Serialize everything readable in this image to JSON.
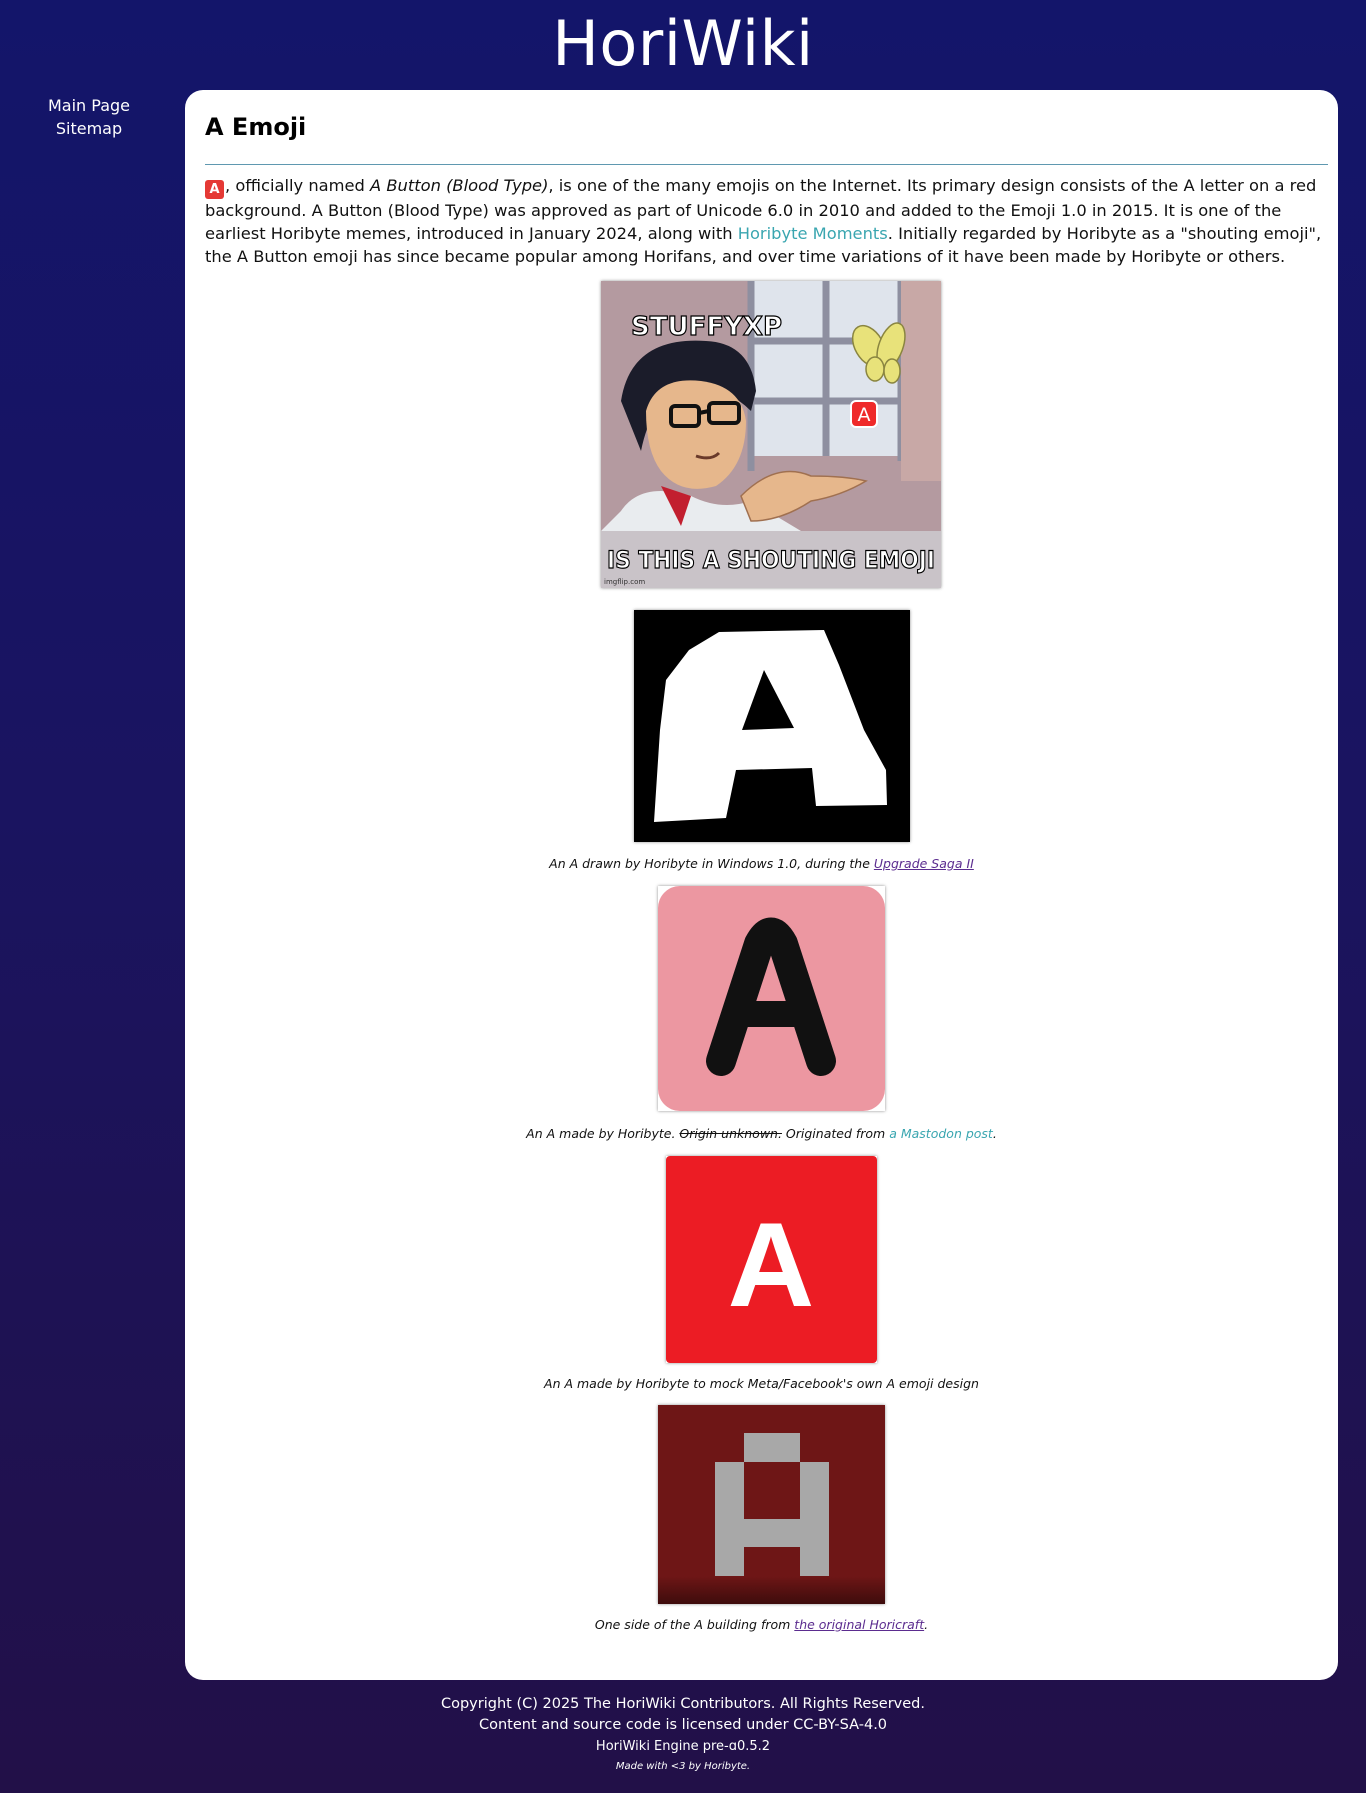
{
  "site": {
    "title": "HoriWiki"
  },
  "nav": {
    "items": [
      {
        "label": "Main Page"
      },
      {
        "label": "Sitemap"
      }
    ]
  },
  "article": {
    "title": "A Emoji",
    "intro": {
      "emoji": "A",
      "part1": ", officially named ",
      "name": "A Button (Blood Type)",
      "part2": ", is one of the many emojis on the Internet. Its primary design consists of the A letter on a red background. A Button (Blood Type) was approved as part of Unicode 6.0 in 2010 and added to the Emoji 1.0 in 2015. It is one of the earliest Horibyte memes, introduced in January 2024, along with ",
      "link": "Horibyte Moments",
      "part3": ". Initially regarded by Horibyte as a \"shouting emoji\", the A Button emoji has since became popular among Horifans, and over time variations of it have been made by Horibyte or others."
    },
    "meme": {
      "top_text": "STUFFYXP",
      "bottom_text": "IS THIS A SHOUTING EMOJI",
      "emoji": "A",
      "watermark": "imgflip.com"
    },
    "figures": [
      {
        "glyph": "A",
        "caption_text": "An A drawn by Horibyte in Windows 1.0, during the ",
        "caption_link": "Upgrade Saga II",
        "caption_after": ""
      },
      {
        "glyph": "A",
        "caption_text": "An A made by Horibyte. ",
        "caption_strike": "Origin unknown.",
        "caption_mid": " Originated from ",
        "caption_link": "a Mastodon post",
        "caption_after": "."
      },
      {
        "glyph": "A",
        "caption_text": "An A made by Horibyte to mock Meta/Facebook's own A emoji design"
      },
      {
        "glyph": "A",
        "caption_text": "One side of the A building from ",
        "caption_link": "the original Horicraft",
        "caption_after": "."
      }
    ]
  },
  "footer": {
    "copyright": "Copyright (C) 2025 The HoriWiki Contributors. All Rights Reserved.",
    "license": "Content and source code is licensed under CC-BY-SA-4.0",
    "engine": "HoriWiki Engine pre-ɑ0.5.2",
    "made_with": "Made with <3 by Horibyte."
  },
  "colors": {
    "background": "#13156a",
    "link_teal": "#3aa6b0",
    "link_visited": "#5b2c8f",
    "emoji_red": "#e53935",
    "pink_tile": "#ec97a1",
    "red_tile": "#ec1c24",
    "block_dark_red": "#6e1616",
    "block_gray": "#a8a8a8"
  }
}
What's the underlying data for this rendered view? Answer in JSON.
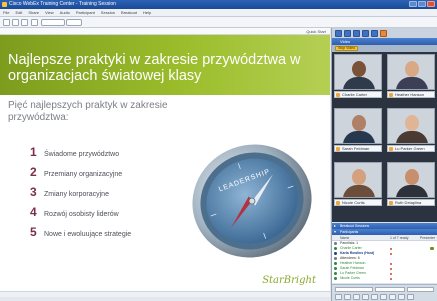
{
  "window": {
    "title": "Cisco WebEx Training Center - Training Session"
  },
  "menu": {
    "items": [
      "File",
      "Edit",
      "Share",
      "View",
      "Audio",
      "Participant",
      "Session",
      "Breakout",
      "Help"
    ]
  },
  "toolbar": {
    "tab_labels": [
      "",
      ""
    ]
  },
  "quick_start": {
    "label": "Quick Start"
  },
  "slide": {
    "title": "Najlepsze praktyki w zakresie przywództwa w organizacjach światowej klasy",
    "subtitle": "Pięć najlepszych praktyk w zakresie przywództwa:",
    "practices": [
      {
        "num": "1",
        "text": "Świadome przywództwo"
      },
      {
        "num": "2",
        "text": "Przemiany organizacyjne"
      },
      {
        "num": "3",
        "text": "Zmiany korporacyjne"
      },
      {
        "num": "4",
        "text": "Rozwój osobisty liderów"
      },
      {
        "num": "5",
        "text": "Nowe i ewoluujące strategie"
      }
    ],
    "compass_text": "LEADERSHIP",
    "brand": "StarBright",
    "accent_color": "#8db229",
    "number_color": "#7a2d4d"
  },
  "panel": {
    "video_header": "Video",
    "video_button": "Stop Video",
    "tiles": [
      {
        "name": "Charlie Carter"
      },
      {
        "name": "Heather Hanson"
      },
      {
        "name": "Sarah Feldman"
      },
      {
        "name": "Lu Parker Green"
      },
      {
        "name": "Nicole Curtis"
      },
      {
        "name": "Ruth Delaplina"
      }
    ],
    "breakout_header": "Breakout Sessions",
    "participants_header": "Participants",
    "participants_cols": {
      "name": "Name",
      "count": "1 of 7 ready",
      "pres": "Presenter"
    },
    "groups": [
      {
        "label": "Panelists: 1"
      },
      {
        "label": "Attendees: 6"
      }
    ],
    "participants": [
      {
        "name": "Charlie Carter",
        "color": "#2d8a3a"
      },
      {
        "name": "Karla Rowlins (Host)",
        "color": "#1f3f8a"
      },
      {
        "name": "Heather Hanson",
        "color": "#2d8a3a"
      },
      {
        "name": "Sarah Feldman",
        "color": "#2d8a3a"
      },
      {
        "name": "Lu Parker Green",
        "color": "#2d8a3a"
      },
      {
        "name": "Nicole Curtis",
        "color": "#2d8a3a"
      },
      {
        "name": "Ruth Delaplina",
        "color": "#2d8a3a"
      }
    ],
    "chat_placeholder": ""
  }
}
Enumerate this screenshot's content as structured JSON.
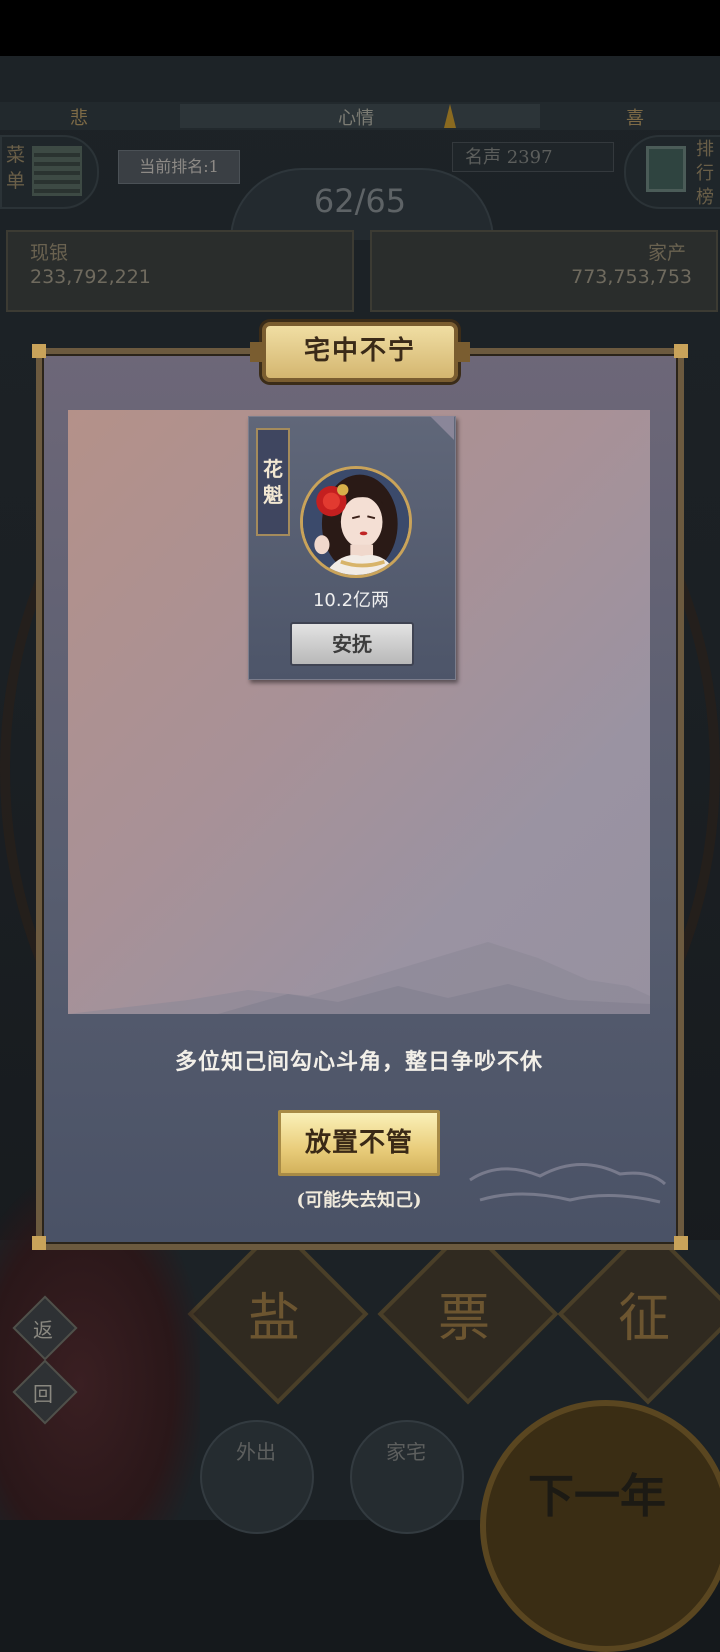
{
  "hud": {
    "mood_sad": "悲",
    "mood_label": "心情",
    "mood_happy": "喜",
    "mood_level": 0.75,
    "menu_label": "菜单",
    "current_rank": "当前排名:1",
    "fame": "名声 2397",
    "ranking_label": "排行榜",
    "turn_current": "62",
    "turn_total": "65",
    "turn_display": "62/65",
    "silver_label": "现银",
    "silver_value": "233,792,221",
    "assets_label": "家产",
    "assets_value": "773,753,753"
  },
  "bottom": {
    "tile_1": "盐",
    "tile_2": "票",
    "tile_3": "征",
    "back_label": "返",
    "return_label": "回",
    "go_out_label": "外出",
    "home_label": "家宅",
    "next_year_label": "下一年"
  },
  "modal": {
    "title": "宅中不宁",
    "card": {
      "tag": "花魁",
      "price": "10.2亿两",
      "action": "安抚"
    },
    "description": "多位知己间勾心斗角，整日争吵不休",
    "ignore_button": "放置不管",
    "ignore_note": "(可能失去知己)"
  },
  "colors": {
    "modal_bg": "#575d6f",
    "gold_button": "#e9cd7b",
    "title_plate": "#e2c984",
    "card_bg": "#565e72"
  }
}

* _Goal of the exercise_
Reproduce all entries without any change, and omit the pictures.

* _Exercise result_
Serialize everything readable in this image to JSON.
{
  "site": {
    "title": "HoriWiki"
  },
  "nav": {
    "items": [
      {
        "label": "Main Page"
      },
      {
        "label": "Sitemap"
      }
    ]
  },
  "article": {
    "title": "A Emoji",
    "intro": {
      "emoji": "A",
      "part1": ", officially named ",
      "name": "A Button (Blood Type)",
      "part2": ", is one of the many emojis on the Internet. Its primary design consists of the A letter on a red background. A Button (Blood Type) was approved as part of Unicode 6.0 in 2010 and added to the Emoji 1.0 in 2015. It is one of the earliest Horibyte memes, introduced in January 2024, along with ",
      "link": "Horibyte Moments",
      "part3": ". Initially regarded by Horibyte as a \"shouting emoji\", the A Button emoji has since became popular among Horifans, and over time variations of it have been made by Horibyte or others."
    },
    "meme": {
      "top_text": "STUFFYXP",
      "bottom_text": "IS THIS A SHOUTING EMOJI",
      "emoji": "A",
      "watermark": "imgflip.com"
    },
    "figures": [
      {
        "glyph": "A",
        "caption_text": "An A drawn by Horibyte in Windows 1.0, during the ",
        "caption_link": "Upgrade Saga II",
        "caption_after": ""
      },
      {
        "glyph": "A",
        "caption_text": "An A made by Horibyte. ",
        "caption_strike": "Origin unknown.",
        "caption_mid": " Originated from ",
        "caption_link": "a Mastodon post",
        "caption_after": "."
      },
      {
        "glyph": "A",
        "caption_text": "An A made by Horibyte to mock Meta/Facebook's own A emoji design"
      },
      {
        "glyph": "A",
        "caption_text": "One side of the A building from ",
        "caption_link": "the original Horicraft",
        "caption_after": "."
      }
    ]
  },
  "footer": {
    "copyright": "Copyright (C) 2025 The HoriWiki Contributors. All Rights Reserved.",
    "license": "Content and source code is licensed under CC-BY-SA-4.0",
    "engine": "HoriWiki Engine pre-ɑ0.5.2",
    "made_with": "Made with <3 by Horibyte."
  },
  "colors": {
    "background": "#13156a",
    "link_teal": "#3aa6b0",
    "link_visited": "#5b2c8f",
    "emoji_red": "#e53935",
    "pink_tile": "#ec97a1",
    "red_tile": "#ec1c24",
    "block_dark_red": "#6e1616",
    "block_gray": "#a8a8a8"
  }
}
What's the underlying data for this rendered view? Answer in JSON.
{
  "window": {
    "title": "Cisco WebEx Training Center - Training Session"
  },
  "menu": {
    "items": [
      "File",
      "Edit",
      "Share",
      "View",
      "Audio",
      "Participant",
      "Session",
      "Breakout",
      "Help"
    ]
  },
  "toolbar": {
    "tab_labels": [
      "",
      ""
    ]
  },
  "quick_start": {
    "label": "Quick Start"
  },
  "slide": {
    "title": "Najlepsze praktyki w zakresie przywództwa w organizacjach światowej klasy",
    "subtitle": "Pięć najlepszych praktyk w zakresie przywództwa:",
    "practices": [
      {
        "num": "1",
        "text": "Świadome przywództwo"
      },
      {
        "num": "2",
        "text": "Przemiany organizacyjne"
      },
      {
        "num": "3",
        "text": "Zmiany korporacyjne"
      },
      {
        "num": "4",
        "text": "Rozwój osobisty liderów"
      },
      {
        "num": "5",
        "text": "Nowe i ewoluujące strategie"
      }
    ],
    "compass_text": "LEADERSHIP",
    "brand": "StarBright",
    "accent_color": "#8db229",
    "number_color": "#7a2d4d"
  },
  "panel": {
    "video_header": "Video",
    "video_button": "Stop Video",
    "tiles": [
      {
        "name": "Charlie Carter"
      },
      {
        "name": "Heather Hanson"
      },
      {
        "name": "Sarah Feldman"
      },
      {
        "name": "Lu Parker Green"
      },
      {
        "name": "Nicole Curtis"
      },
      {
        "name": "Ruth Delaplina"
      }
    ],
    "breakout_header": "Breakout Sessions",
    "participants_header": "Participants",
    "participants_cols": {
      "name": "Name",
      "count": "1 of 7 ready",
      "pres": "Presenter"
    },
    "groups": [
      {
        "label": "Panelists: 1"
      },
      {
        "label": "Attendees: 6"
      }
    ],
    "participants": [
      {
        "name": "Charlie Carter",
        "color": "#2d8a3a"
      },
      {
        "name": "Karla Rowlins (Host)",
        "color": "#1f3f8a"
      },
      {
        "name": "Heather Hanson",
        "color": "#2d8a3a"
      },
      {
        "name": "Sarah Feldman",
        "color": "#2d8a3a"
      },
      {
        "name": "Lu Parker Green",
        "color": "#2d8a3a"
      },
      {
        "name": "Nicole Curtis",
        "color": "#2d8a3a"
      },
      {
        "name": "Ruth Delaplina",
        "color": "#2d8a3a"
      }
    ],
    "chat_placeholder": ""
  }
}
Enumerate this screenshot's content as structured JSON.
{
  "hud": {
    "mood_sad": "悲",
    "mood_label": "心情",
    "mood_happy": "喜",
    "mood_level": 0.75,
    "menu_label": "菜单",
    "current_rank": "当前排名:1",
    "fame": "名声 2397",
    "ranking_label": "排行榜",
    "turn_current": "62",
    "turn_total": "65",
    "turn_display": "62/65",
    "silver_label": "现银",
    "silver_value": "233,792,221",
    "assets_label": "家产",
    "assets_value": "773,753,753"
  },
  "bottom": {
    "tile_1": "盐",
    "tile_2": "票",
    "tile_3": "征",
    "back_label": "返",
    "return_label": "回",
    "go_out_label": "外出",
    "home_label": "家宅",
    "next_year_label": "下一年"
  },
  "modal": {
    "title": "宅中不宁",
    "card": {
      "tag": "花魁",
      "price": "10.2亿两",
      "action": "安抚"
    },
    "description": "多位知己间勾心斗角，整日争吵不休",
    "ignore_button": "放置不管",
    "ignore_note": "(可能失去知己)"
  },
  "colors": {
    "modal_bg": "#575d6f",
    "gold_button": "#e9cd7b",
    "title_plate": "#e2c984",
    "card_bg": "#565e72"
  }
}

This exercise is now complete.